──────── TASK INPUTS ────────

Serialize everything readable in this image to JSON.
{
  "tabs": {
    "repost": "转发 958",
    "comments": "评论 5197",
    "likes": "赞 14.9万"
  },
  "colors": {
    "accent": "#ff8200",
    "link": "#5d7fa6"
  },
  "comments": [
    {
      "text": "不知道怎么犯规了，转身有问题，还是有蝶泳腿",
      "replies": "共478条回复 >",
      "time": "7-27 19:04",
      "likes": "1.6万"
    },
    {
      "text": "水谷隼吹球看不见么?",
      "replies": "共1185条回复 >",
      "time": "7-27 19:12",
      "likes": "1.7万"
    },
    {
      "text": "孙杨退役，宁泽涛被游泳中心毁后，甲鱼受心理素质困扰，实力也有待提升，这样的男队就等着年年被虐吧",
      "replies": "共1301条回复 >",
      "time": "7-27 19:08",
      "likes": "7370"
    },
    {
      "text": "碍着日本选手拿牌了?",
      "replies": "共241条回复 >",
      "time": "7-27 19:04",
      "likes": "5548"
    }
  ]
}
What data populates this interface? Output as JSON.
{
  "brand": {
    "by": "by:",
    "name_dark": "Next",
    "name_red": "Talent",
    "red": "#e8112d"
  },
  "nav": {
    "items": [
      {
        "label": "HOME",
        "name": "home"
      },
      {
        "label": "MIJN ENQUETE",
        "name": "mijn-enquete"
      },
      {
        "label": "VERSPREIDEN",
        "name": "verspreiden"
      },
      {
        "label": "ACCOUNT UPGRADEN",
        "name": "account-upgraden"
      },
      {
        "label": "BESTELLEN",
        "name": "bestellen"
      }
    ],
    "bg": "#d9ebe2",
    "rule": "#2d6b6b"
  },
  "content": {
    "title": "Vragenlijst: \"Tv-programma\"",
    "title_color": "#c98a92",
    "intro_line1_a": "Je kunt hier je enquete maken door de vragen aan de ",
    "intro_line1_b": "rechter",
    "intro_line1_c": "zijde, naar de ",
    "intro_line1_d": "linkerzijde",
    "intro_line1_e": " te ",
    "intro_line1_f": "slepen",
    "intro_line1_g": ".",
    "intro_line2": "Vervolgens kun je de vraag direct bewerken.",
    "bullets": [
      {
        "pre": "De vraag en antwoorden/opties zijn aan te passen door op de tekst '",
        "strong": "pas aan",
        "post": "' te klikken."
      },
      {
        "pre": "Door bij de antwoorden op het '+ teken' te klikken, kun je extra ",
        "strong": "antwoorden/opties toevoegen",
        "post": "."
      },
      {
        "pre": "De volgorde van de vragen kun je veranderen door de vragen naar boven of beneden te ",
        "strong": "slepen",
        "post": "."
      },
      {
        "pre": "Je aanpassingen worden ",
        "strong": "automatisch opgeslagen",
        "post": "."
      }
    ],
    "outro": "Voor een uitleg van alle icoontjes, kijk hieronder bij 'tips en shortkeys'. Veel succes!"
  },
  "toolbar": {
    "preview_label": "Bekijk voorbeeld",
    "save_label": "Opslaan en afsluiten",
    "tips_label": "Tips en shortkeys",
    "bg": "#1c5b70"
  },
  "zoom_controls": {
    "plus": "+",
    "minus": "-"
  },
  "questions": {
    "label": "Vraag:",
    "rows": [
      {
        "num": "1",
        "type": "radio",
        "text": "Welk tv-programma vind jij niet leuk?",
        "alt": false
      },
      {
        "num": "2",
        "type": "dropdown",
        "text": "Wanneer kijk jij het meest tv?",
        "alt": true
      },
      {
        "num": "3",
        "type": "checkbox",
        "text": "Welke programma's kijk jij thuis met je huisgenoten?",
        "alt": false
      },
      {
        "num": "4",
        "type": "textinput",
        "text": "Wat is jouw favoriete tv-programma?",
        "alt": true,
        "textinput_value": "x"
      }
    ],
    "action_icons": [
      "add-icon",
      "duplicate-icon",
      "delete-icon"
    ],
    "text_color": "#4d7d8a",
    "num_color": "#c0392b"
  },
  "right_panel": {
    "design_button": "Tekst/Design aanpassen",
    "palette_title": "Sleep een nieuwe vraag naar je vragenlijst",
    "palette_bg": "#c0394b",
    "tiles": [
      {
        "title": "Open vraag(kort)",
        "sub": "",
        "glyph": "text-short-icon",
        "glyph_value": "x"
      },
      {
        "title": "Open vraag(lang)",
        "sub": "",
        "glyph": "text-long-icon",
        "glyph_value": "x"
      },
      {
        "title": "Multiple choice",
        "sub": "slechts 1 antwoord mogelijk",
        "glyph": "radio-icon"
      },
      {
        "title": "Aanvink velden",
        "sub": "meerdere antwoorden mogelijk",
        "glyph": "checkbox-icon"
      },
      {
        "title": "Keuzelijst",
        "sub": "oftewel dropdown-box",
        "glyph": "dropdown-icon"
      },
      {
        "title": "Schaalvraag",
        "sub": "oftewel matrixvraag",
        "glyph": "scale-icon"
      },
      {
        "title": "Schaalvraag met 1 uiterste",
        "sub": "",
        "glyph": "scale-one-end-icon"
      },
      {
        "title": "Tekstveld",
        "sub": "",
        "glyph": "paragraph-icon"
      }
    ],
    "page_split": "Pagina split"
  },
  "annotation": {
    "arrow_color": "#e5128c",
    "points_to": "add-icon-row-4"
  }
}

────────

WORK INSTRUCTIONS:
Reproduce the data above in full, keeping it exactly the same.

SOLVED EXERCISE:
Serialize everything readable in this image to JSON.
{
  "tabs": {
    "repost": "转发 958",
    "comments": "评论 5197",
    "likes": "赞 14.9万"
  },
  "colors": {
    "accent": "#ff8200",
    "link": "#5d7fa6"
  },
  "comments": [
    {
      "text": "不知道怎么犯规了，转身有问题，还是有蝶泳腿",
      "replies": "共478条回复 >",
      "time": "7-27 19:04",
      "likes": "1.6万"
    },
    {
      "text": "水谷隼吹球看不见么?",
      "replies": "共1185条回复 >",
      "time": "7-27 19:12",
      "likes": "1.7万"
    },
    {
      "text": "孙杨退役，宁泽涛被游泳中心毁后，甲鱼受心理素质困扰，实力也有待提升，这样的男队就等着年年被虐吧",
      "replies": "共1301条回复 >",
      "time": "7-27 19:08",
      "likes": "7370"
    },
    {
      "text": "碍着日本选手拿牌了?",
      "replies": "共241条回复 >",
      "time": "7-27 19:04",
      "likes": "5548"
    }
  ]
}
What data populates this interface? Output as JSON.
{
  "brand": {
    "by": "by:",
    "name_dark": "Next",
    "name_red": "Talent",
    "red": "#e8112d"
  },
  "nav": {
    "items": [
      {
        "label": "HOME",
        "name": "home"
      },
      {
        "label": "MIJN ENQUETE",
        "name": "mijn-enquete"
      },
      {
        "label": "VERSPREIDEN",
        "name": "verspreiden"
      },
      {
        "label": "ACCOUNT UPGRADEN",
        "name": "account-upgraden"
      },
      {
        "label": "BESTELLEN",
        "name": "bestellen"
      }
    ],
    "bg": "#d9ebe2",
    "rule": "#2d6b6b"
  },
  "content": {
    "title": "Vragenlijst: \"Tv-programma\"",
    "title_color": "#c98a92",
    "intro_line1_a": "Je kunt hier je enquete maken door de vragen aan de ",
    "intro_line1_b": "rechter",
    "intro_line1_c": "zijde, naar de ",
    "intro_line1_d": "linkerzijde",
    "intro_line1_e": " te ",
    "intro_line1_f": "slepen",
    "intro_line1_g": ".",
    "intro_line2": "Vervolgens kun je de vraag direct bewerken.",
    "bullets": [
      {
        "pre": "De vraag en antwoorden/opties zijn aan te passen door op de tekst '",
        "strong": "pas aan",
        "post": "' te klikken."
      },
      {
        "pre": "Door bij de antwoorden op het '+ teken' te klikken, kun je extra ",
        "strong": "antwoorden/opties toevoegen",
        "post": "."
      },
      {
        "pre": "De volgorde van de vragen kun je veranderen door de vragen naar boven of beneden te ",
        "strong": "slepen",
        "post": "."
      },
      {
        "pre": "Je aanpassingen worden ",
        "strong": "automatisch opgeslagen",
        "post": "."
      }
    ],
    "outro": "Voor een uitleg van alle icoontjes, kijk hieronder bij 'tips en shortkeys'. Veel succes!"
  },
  "toolbar": {
    "preview_label": "Bekijk voorbeeld",
    "save_label": "Opslaan en afsluiten",
    "tips_label": "Tips en shortkeys",
    "bg": "#1c5b70"
  },
  "zoom_controls": {
    "plus": "+",
    "minus": "-"
  },
  "questions": {
    "label": "Vraag:",
    "rows": [
      {
        "num": "1",
        "type": "radio",
        "text": "Welk tv-programma vind jij niet leuk?",
        "alt": false
      },
      {
        "num": "2",
        "type": "dropdown",
        "text": "Wanneer kijk jij het meest tv?",
        "alt": true
      },
      {
        "num": "3",
        "type": "checkbox",
        "text": "Welke programma's kijk jij thuis met je huisgenoten?",
        "alt": false
      },
      {
        "num": "4",
        "type": "textinput",
        "text": "Wat is jouw favoriete tv-programma?",
        "alt": true,
        "textinput_value": "x"
      }
    ],
    "action_icons": [
      "add-icon",
      "duplicate-icon",
      "delete-icon"
    ],
    "text_color": "#4d7d8a",
    "num_color": "#c0392b"
  },
  "right_panel": {
    "design_button": "Tekst/Design aanpassen",
    "palette_title": "Sleep een nieuwe vraag naar je vragenlijst",
    "palette_bg": "#c0394b",
    "tiles": [
      {
        "title": "Open vraag(kort)",
        "sub": "",
        "glyph": "text-short-icon",
        "glyph_value": "x"
      },
      {
        "title": "Open vraag(lang)",
        "sub": "",
        "glyph": "text-long-icon",
        "glyph_value": "x"
      },
      {
        "title": "Multiple choice",
        "sub": "slechts 1 antwoord mogelijk",
        "glyph": "radio-icon"
      },
      {
        "title": "Aanvink velden",
        "sub": "meerdere antwoorden mogelijk",
        "glyph": "checkbox-icon"
      },
      {
        "title": "Keuzelijst",
        "sub": "oftewel dropdown-box",
        "glyph": "dropdown-icon"
      },
      {
        "title": "Schaalvraag",
        "sub": "oftewel matrixvraag",
        "glyph": "scale-icon"
      },
      {
        "title": "Schaalvraag met 1 uiterste",
        "sub": "",
        "glyph": "scale-one-end-icon"
      },
      {
        "title": "Tekstveld",
        "sub": "",
        "glyph": "paragraph-icon"
      }
    ],
    "page_split": "Pagina split"
  },
  "annotation": {
    "arrow_color": "#e5128c",
    "points_to": "add-icon-row-4"
  }
}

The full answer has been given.